The steady drip-drip-drip of melting glaciers in the southern canton of Valais is having unexpected, often macabre, results: an increasing emergence of human remains.
At the end of July a mitten, a 40-year-old camera and a human bone were recovered in one location on the spectacular Gorner glacier above Zermatt.
According to Patrick Rovina, a scientific expert with the Valais cantonal police, such discoveries are a growing phenomenon.
"Over recent years with the retreat of the glaciers automatically things inside start appearing," he told swissinfo.ch. "Last year we had five cases with human bones like this one."
Bruno Jelk, head of the rescue services at Air Zermatt, confirmed this trend.
"People tell us they have found bones, old skis, clothes and other objects," he explained, adding that full skeletons have previously been found near the Matterhorn or on the Gorner glacier.
The Gorner glacier shrank by 290 metres between 2007 and 2008, according to scientists at the Federal Institute of Technology in Zurich.
Bones and related objects are found both in high glacier regions as well as lower down in rivers and streams flowing into the Rhône Valley.
Since 1926 some 300 people have disappeared and are officially unaccounted for in canton Valais.
In the upper Valais region disappearances mainly concern the Zermatt and Saas Fee regions, which are extremely popular with tourists and local visitors. In winter some two million people go skiing in Zermatt and 425,000 climb its slopes in summer.
Human remains have also turned up at Evolène, Sanetsch, Trient and Grand-Combin in the lower Valais region.
All three objects discovered at the end of July were found together at 2,500m on the 14-kilometre Gorner glacier on the west side of the Monte Rosa Massif.

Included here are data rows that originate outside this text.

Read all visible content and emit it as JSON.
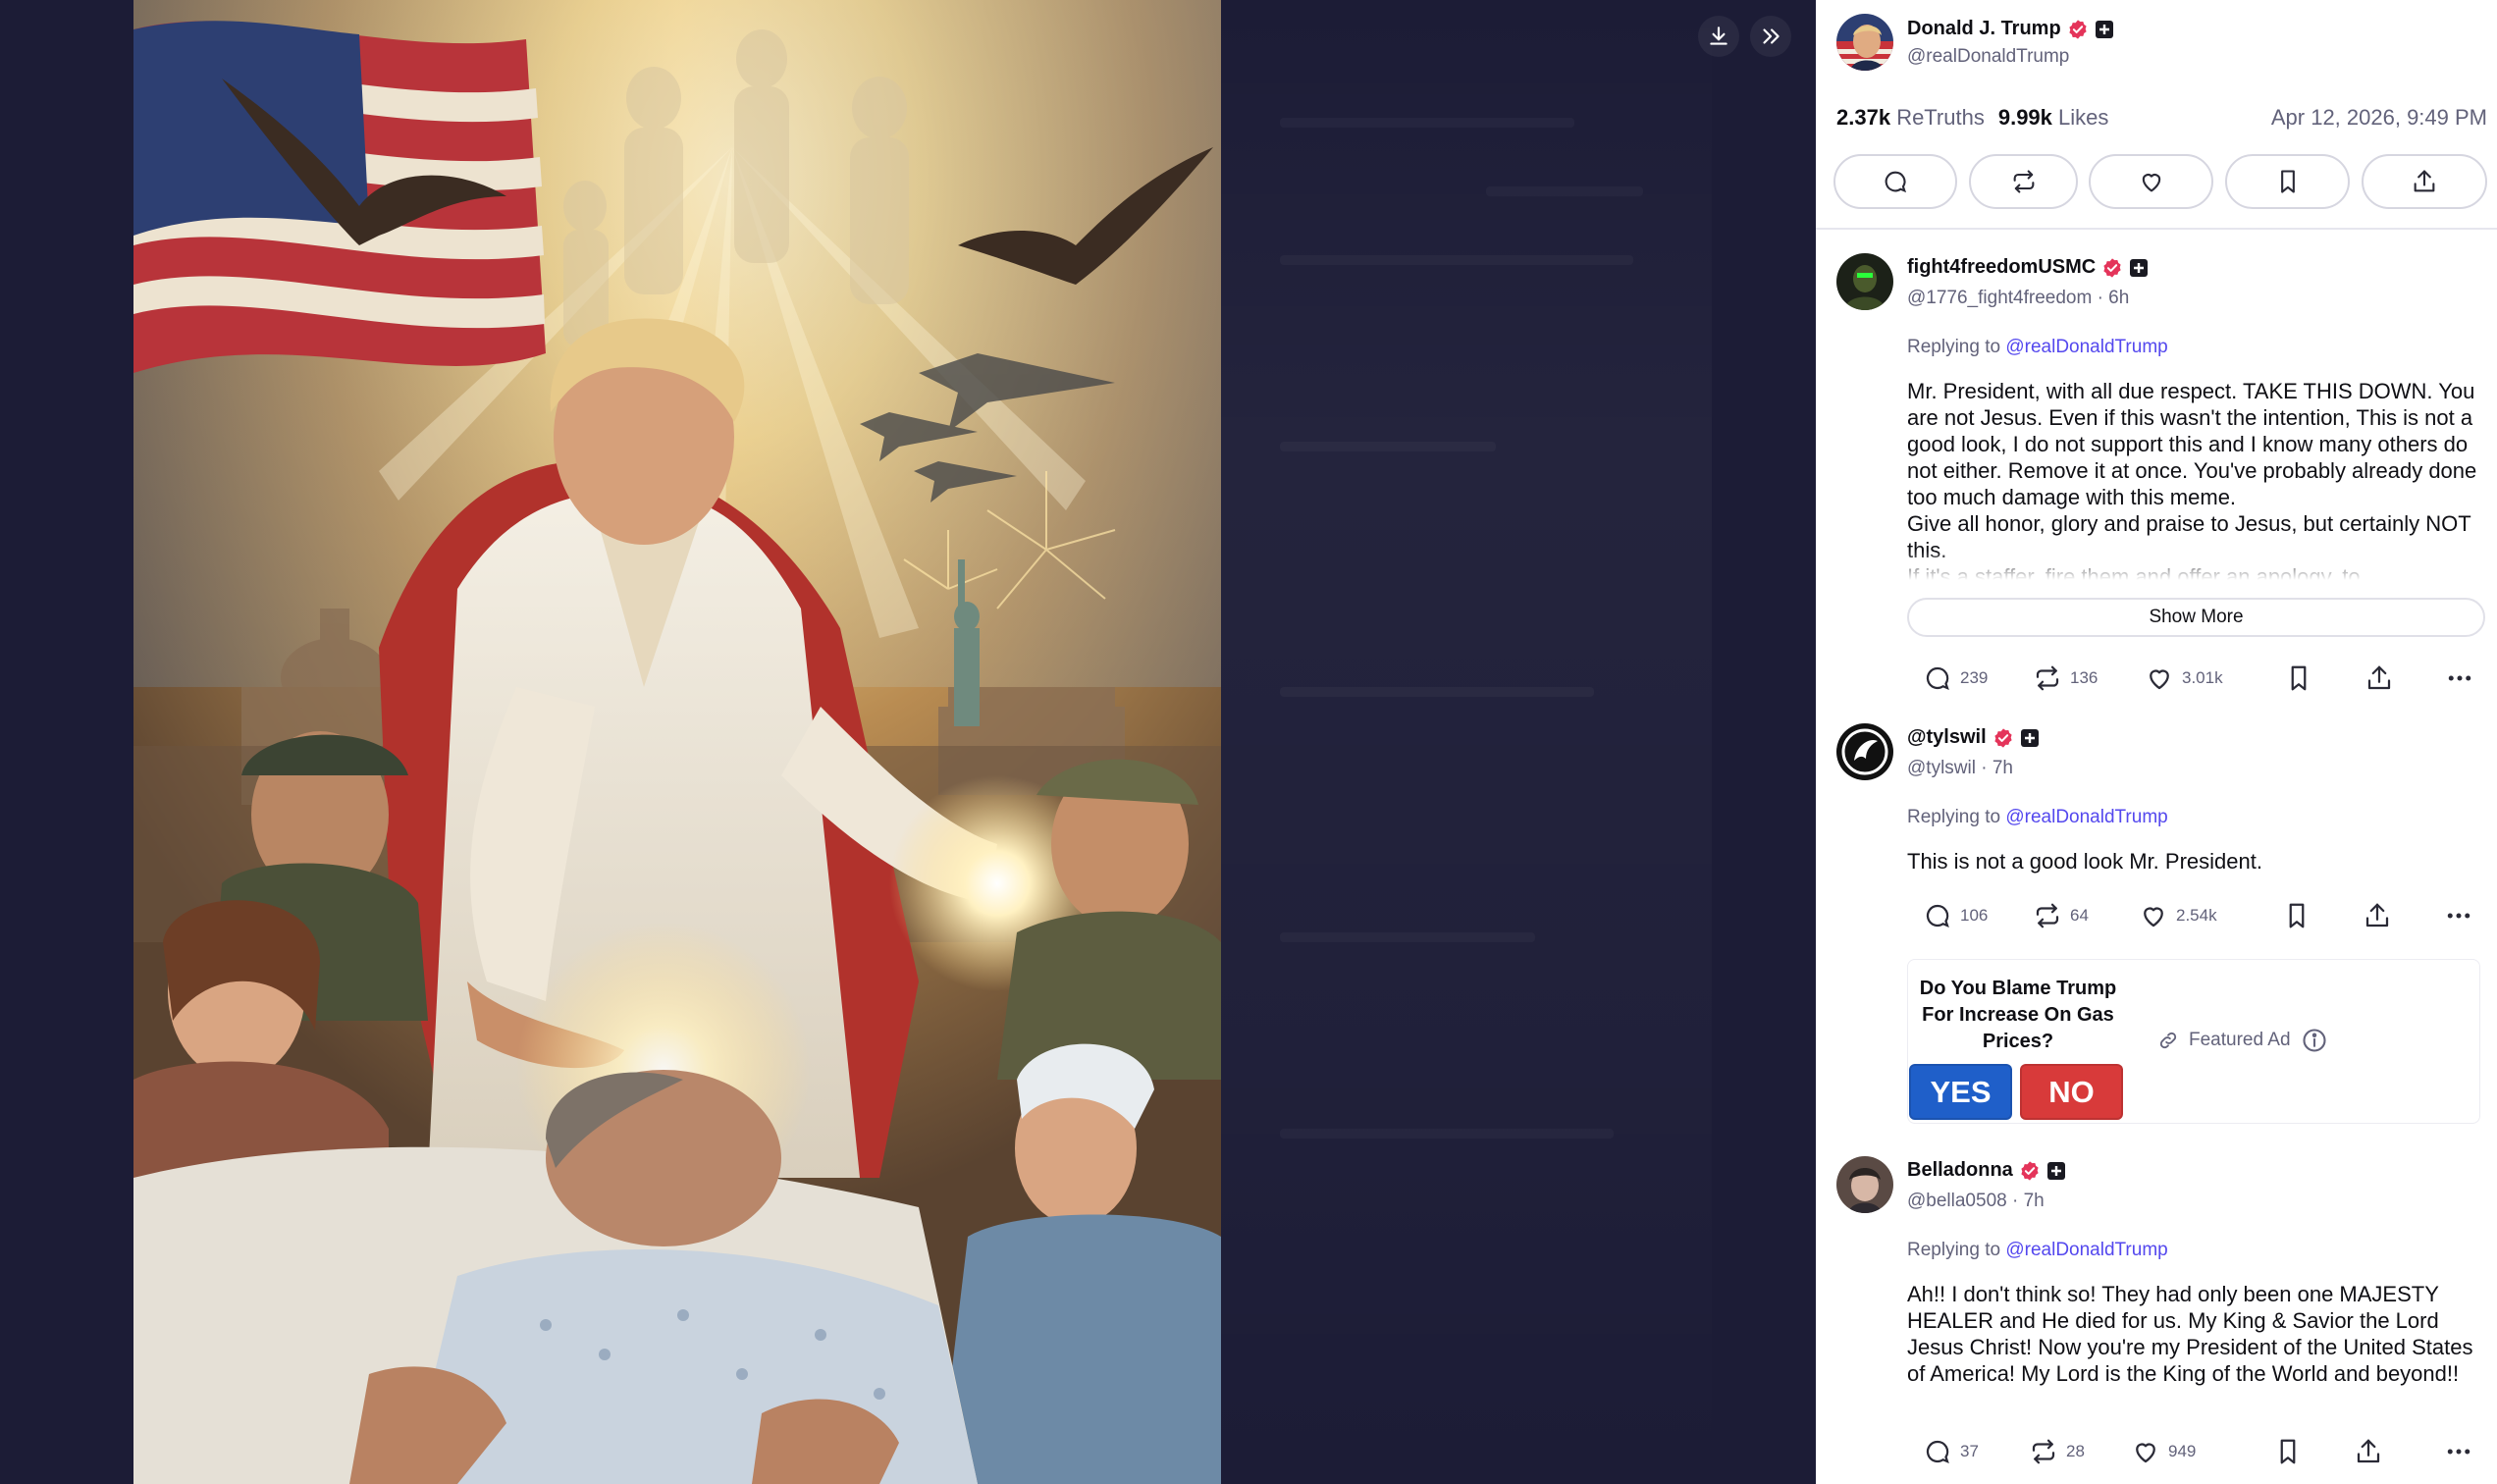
{
  "viewer": {
    "download_label": "Download",
    "collapse_label": "Collapse"
  },
  "post": {
    "author_name": "Donald J. Trump",
    "author_handle": "@realDonaldTrump",
    "retruths_count": "2.37k",
    "retruths_label": "ReTruths",
    "likes_count": "9.99k",
    "likes_label": "Likes",
    "date": "Apr 12, 2026, 9:49 PM"
  },
  "actions": [
    "reply-icon",
    "retruth-icon",
    "like-icon",
    "bookmark-icon",
    "share-icon"
  ],
  "replies": [
    {
      "name": "fight4freedomUSMC",
      "handle": "@1776_fight4freedom · 6h",
      "replying_prefix": "Replying to",
      "replying_to": "@realDonaldTrump",
      "text": "Mr. President, with all due respect. TAKE THIS DOWN. You are not Jesus. Even if this wasn't the intention, This is not a good look, I do not support this and I know many others do not either. Remove it at once. You've probably already done too much damage with this meme.\nGive all honor, glory and praise to Jesus, but certainly NOT this.\nIf it's a staffer, fire them and offer an apology, to",
      "show_more": "Show More",
      "replies_count": "239",
      "retruths": "136",
      "likes": "3.01k"
    },
    {
      "name": "@tylswil",
      "handle": "@tylswil · 7h",
      "replying_prefix": "Replying to",
      "replying_to": "@realDonaldTrump",
      "text": "This is not a good look Mr. President.",
      "replies_count": "106",
      "retruths": "64",
      "likes": "2.54k"
    },
    {
      "name": "Belladonna",
      "handle": "@bella0508 · 7h",
      "replying_prefix": "Replying to",
      "replying_to": "@realDonaldTrump",
      "text": "Ah!! I don't think so! They had only been one MAJESTY HEALER and He died for us. My King & Savior the Lord Jesus Christ! Now you're my President of the United States of America! My Lord is the King of the World and beyond!!",
      "replies_count": "37",
      "retruths": "28",
      "likes": "949"
    }
  ],
  "ad": {
    "question": "Do You Blame Trump For Increase On Gas Prices?",
    "yes": "YES",
    "no": "NO",
    "label": "Featured Ad"
  },
  "colors": {
    "viewer_bg": "#1c1c36",
    "accent_link": "#5448ee",
    "verified_badge": "#e4345a",
    "yes_button": "#1f5fc9",
    "no_button": "#d83a3a"
  }
}
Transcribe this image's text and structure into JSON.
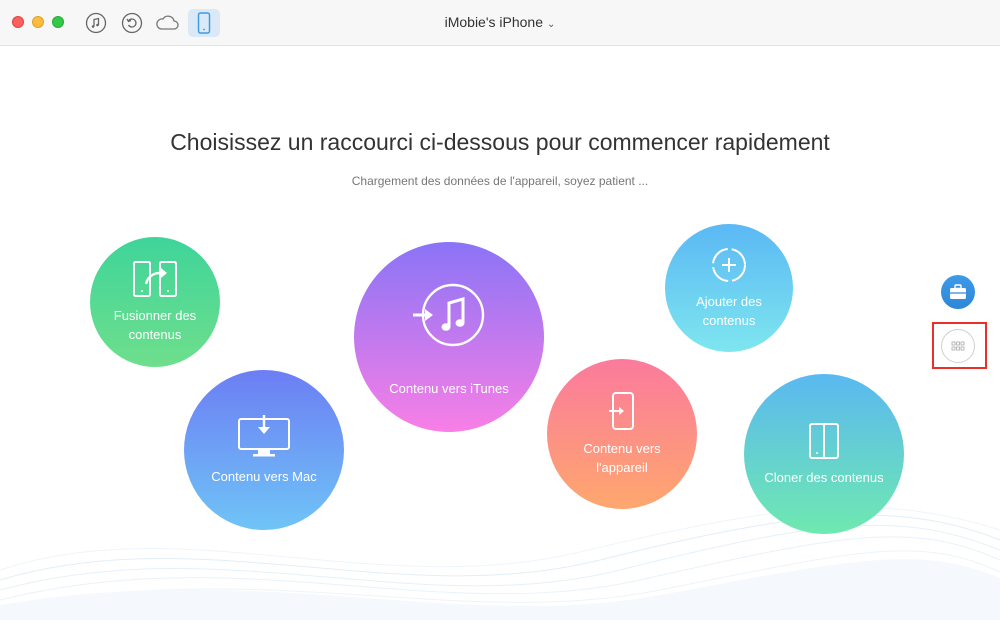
{
  "window": {
    "device_name": "iMobie's iPhone"
  },
  "toolbar": {
    "items": [
      {
        "icon": "music-note-icon"
      },
      {
        "icon": "restore-icon"
      },
      {
        "icon": "cloud-icon"
      },
      {
        "icon": "phone-icon",
        "active": true
      }
    ]
  },
  "main": {
    "headline": "Choisissez un raccourci ci-dessous pour commencer rapidement",
    "status": "Chargement des données de l'appareil, soyez patient ...",
    "shortcuts": {
      "merge": {
        "label": "Fusionner des contenus",
        "icon": "merge-icon"
      },
      "to_mac": {
        "label": "Contenu vers Mac",
        "icon": "monitor-download-icon"
      },
      "to_itunes": {
        "label": "Contenu vers iTunes",
        "icon": "itunes-icon"
      },
      "to_device": {
        "label": "Contenu vers l'appareil",
        "icon": "phone-import-icon"
      },
      "add": {
        "label": "Ajouter des contenus",
        "icon": "add-circle-icon"
      },
      "clone": {
        "label": "Cloner des contenus",
        "icon": "clone-icon"
      }
    }
  },
  "side_actions": {
    "toolbox_icon": "toolbox-icon",
    "more_icon": "grid-dots-icon"
  },
  "colors": {
    "accent": "#3d9be8",
    "highlight": "#e8312a"
  }
}
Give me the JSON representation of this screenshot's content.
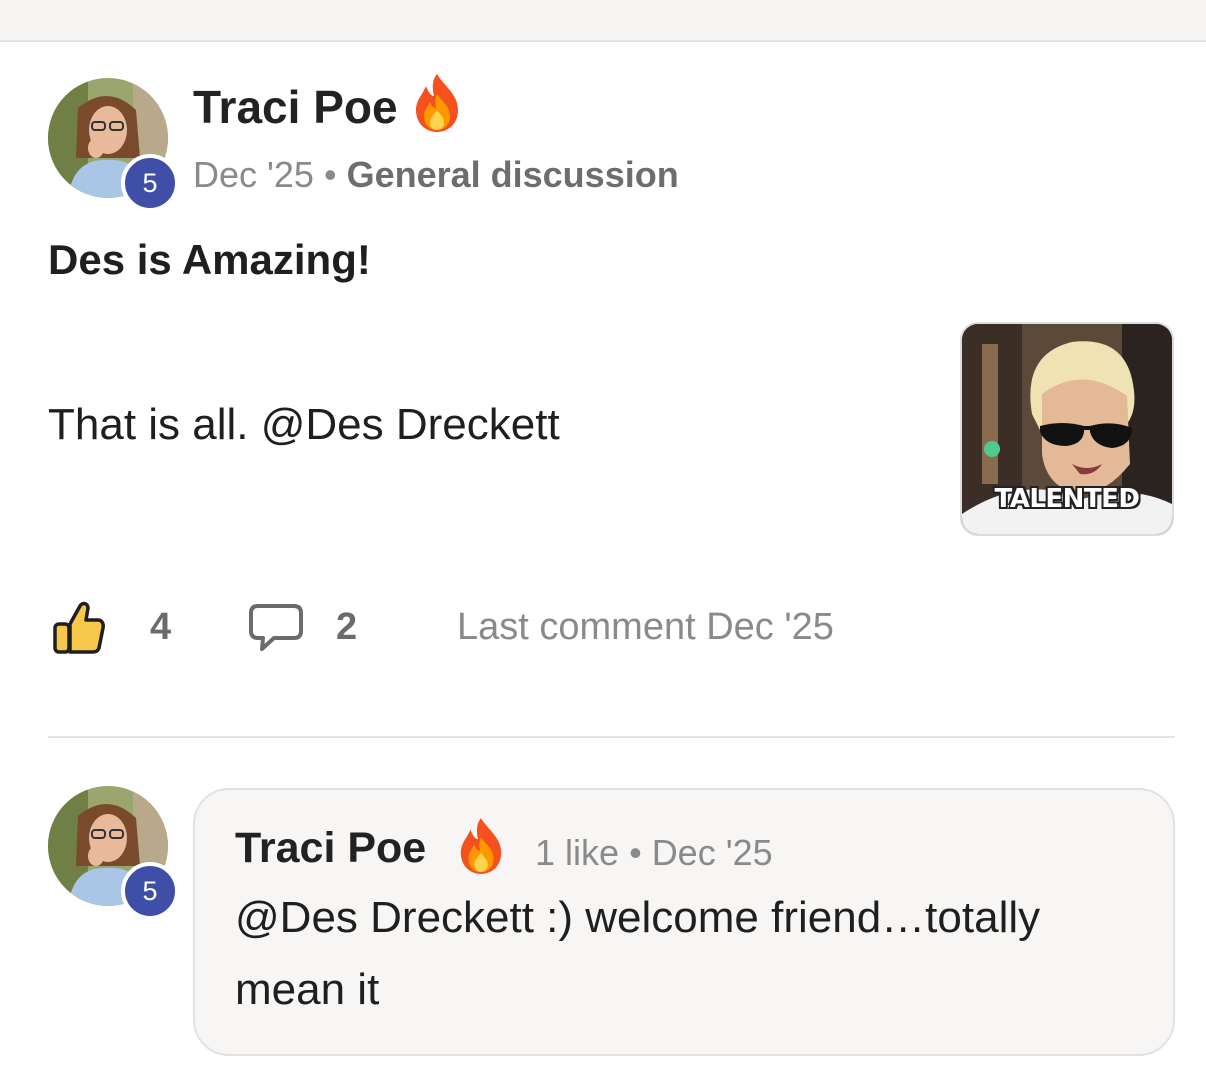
{
  "post": {
    "author": {
      "name": "Traci Poe",
      "level": "5",
      "badge_icon": "fire-icon"
    },
    "date": "Dec '25",
    "separator": "•",
    "category": "General discussion",
    "title": "Des is Amazing!",
    "body": "That is all. @Des Dreckett",
    "gif_caption": "TALENTED",
    "likes": "4",
    "comments": "2",
    "last_comment": "Last comment Dec '25"
  },
  "comment": {
    "author": {
      "name": "Traci Poe",
      "level": "5",
      "badge_icon": "fire-icon"
    },
    "likes_text": "1 like",
    "separator": "•",
    "date": "Dec '25",
    "text": "@Des Dreckett :) welcome friend…totally mean it"
  },
  "colors": {
    "level_badge": "#3f4fa8",
    "muted_text": "#8a8a8a",
    "like_icon_fill": "#f7c74b"
  }
}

"But it doesn't mean they belong to the same person as the bone is quite old. It's possible that it travelled on its own to the other objects," said Rovina.
In January 2009 the remains of two women were discovered at Viège and at Tourtemagne in the Rhône Valley. They belonged to a 72-year-old German tourist who had disappeared in 2001 and a 68-year-old local from Unterems who had vanished in 1973.
But the oldest case the police investigator has dealt with was a father and son who disappeared in 1967.
Bones, including a leg, and a pair of shoes were spat out of a glacier over a period of several months in 2007 and discovered by tourists.
"The glaciers are in movement. Sometimes you find one part and later 50-100 metres lower down you come across another body part," he explained.
To get to the bottom of these high-altitude disappearances, local police are helped by modern DNA identification technology.
The Valais investigators work in close collaboration with the Institute of Forensic Medicine at Bern University and Lausanne University's School of Criminal Justice.
The success of a case often depends on how exposed a bone has been to humidity and sunlight, say the experts.
Whenever a new bone is found under a glacier, the police carefully wrap and store it at optimal conditions to prevent the DNA from decomposing before it is transferred to one of the two centres.
The Valais force also has a huge storeroom in Brig full of old skiing and climbing material found on the slopes, such as boots, skis, clothing, ice axes, crampons, rucksacks and other paraphernalia, which has been carefully catalogued and one day could be useful when solving the case of a missing person.
The old mitten found on the Gorner may well reveal some hidden secrets, says Rovina.
"We'll have to see if there is something inside, perhaps a piece of skin. We need to dry it out thoroughly and then analyse it," he said.
Simon Bradley, swissinfo.ch
Glaciers are large masses of snow, ice and rock debris that accumulate in great quantities and begin to flow outwards and downwards under the pressure of their own weight.
They are formed when yearly snowfall in a region far exceeds the amount of snow and ice that melts in a given summer.
In Switzerland, glaciers play an important role as water reservoirs for hydro-power production (generating 50% of the country's electricity). They are also considered an important tourist attraction.
Glaciers around the globe have been shrinking significantly since the second half of the 19th century, according to the Swiss-based World Glacier Monitoring Service.
It said there were strong glacier retreats in the 1940s, stable or growing conditions around the 1970s, and again increasing rates of ice loss since the mid 1980s.
Under current climate scenarios presented by the Intergovernmental Panel on Climate Change (IPCC), the ongoing trend of worldwide and rapid, if not accelerating, glacier shrinkage...may lead to the deglaciation of large parts of many mountain ranges by the end of the 21st century.
Switzerland's glaciers lost 18% of their surface between 1985 and 2000. In the Alps, the average loss has been 22%. Swiss glaciers are melting more slowly because most are at high altitude.
Meltdown first affects smaller glaciers – which represent 18% of total glacier surface but nearly half the losses incurred – according to a 2004 study from Zurich University.